September 23,2002

Lars Ring

Original source

Google translated

Södra teatern
Vem är rädd för Virginia Woolf? by Edward Albee
Transl: Gabriella Berggren /Magnus Nordén
Director: Ulla Gottlieb
Set Design: Asa Lieberath
Participative: Suzanne Reuter, Krister Henriksson, Cecilia Frode, and Alexander Skarsgård.

"Who's Afraid of Virginia Woolf?" fills forty. Southern Theater and producers Egerbladh & Willman celebrate this with a dramatization - and rightly so. Albee's drama is a theatrical classics representing the 1900s and the meeting between Freud and drunk as dramaturgy. The alcohol will be here for the first time a means to say things straight out, to talk about sex and role play, mix intercourse with profanity.
Who's Afraid of Virginia Woolf? also contains a grand existential space in which both the infertility, the meaning of life in the absence of God is discussed between the lines. The låtsasson, which carries major role of love and guilt, and it is expected to become an almost equally strong emptiness marker Godot. Just as Beckett, Albee uses cynical One-line replication and a gross, absurd humor. It is a wonderful piece. Södrans big stage like a boxing ring. We are the home of Martha and George. She was the daughter of a university president, he was Associate Professor at the Department of History. He has invited a new colleague, biologist, with his wife on Nachspiel - and that is exactly what it is: a night game, a quartet of four life lies in a few hours wolves. Two marriages are portrayed as role-playing over a precipice which is about reproduction. And the universe is just as dead and empty as Marthas uterus.
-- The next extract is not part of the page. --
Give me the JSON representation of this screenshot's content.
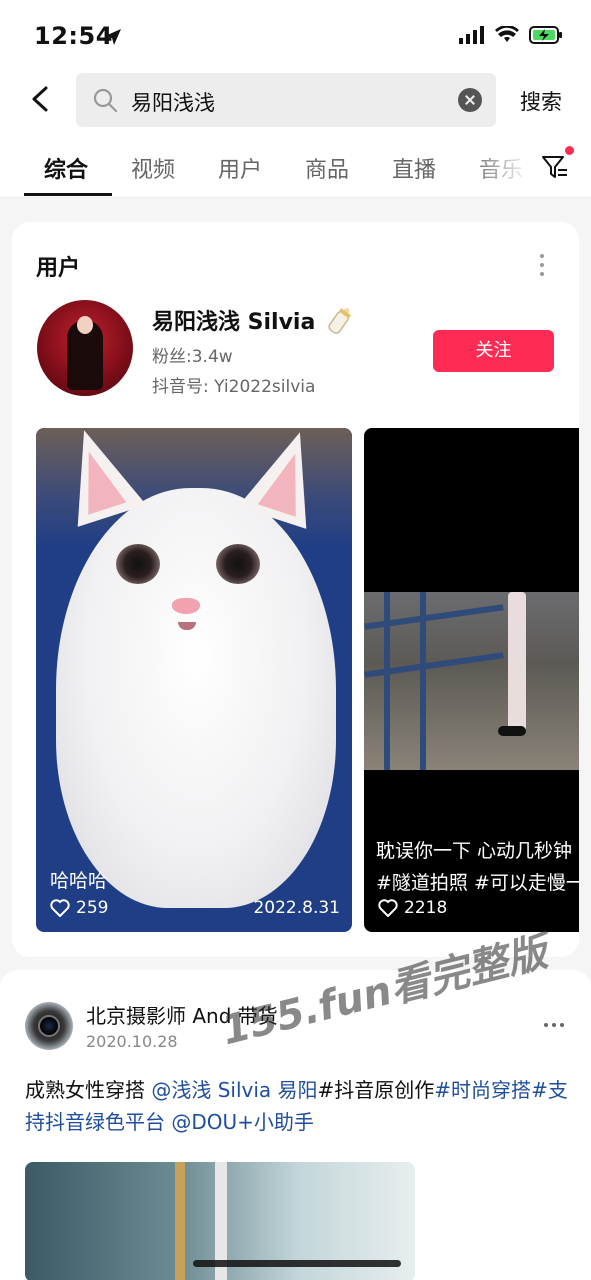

Set designer Asa Lieberath down a Wallpaper Nice home on stage, a square white rug, turquoise and brown. The role of clothing is cleverly chosen to reflect as much 60 as the present. And translation also underlines that the time is nothing, the game and all, infertility.
For three hours engaged in the ensemble for the "peel off label." Danish director Ulla Gottlieb has staged before Noren and some play Albee's drama in a way, through Noréns bourgeois quartets. Gottlieb "do" anything with Albee's text, here presented no bold new interpretations, no new frames or layers. The set is traditional in a sympathetic way, and this mainly through the actor's actions. Here is the meeting between the extrovert and the introvert - between Suzanne Reuter and Krister Henriksson - at a relatively low-key level, compared with the Taylor / Burton film version. Gottlieb and chamber ensemble delivers a gaming twist on the play, which is excellent - although Södrans large salon is slightly too large to all shades and half-chosen words to reach right up.

Suzanne Reuter and Krister Henriksson play a couple who actually love each other even though their marriage has become more and more of a design with a strong fictional element, especially his son. Despite the duo picks up a kind of affection for each other in any verbal smock, which enriches the game.
And the fact that their relationship is actually hopelessly dying tonight makes interpretation even more tragic.
Suzanne Reuter deliver their lines with great skill and accuracy with which she had practiced it over the comedies.
Krister Henriksson and slipping around in their lines, with circular movements, he rings up a strong intensity, which is absolutely relaxed.
And the meeting between both of them work very well. Alexander Skarsgård as välgymnastiserad biologist is prima square stallion. Cecilia Frode as good as the creature prone, smalhöftat goose who is afraid of becoming pregnant.

Who's Afraid of Virginia Woolf? is a title that plays with academic jargon mixed with alcohol. On Södran become subparagraph a restrained, well played staging that opens the paragraph, its character and many layers.
Ulla Gottlieb holds back the noisy for the subtle, select the tradition to celebrate forty year old. The results show the similarities between Albee's psychological absurdism and Beckett - the set is an interpretation of the acute fear of the absolute emptiness.
Who's Afraid of Virginia Woolf? All.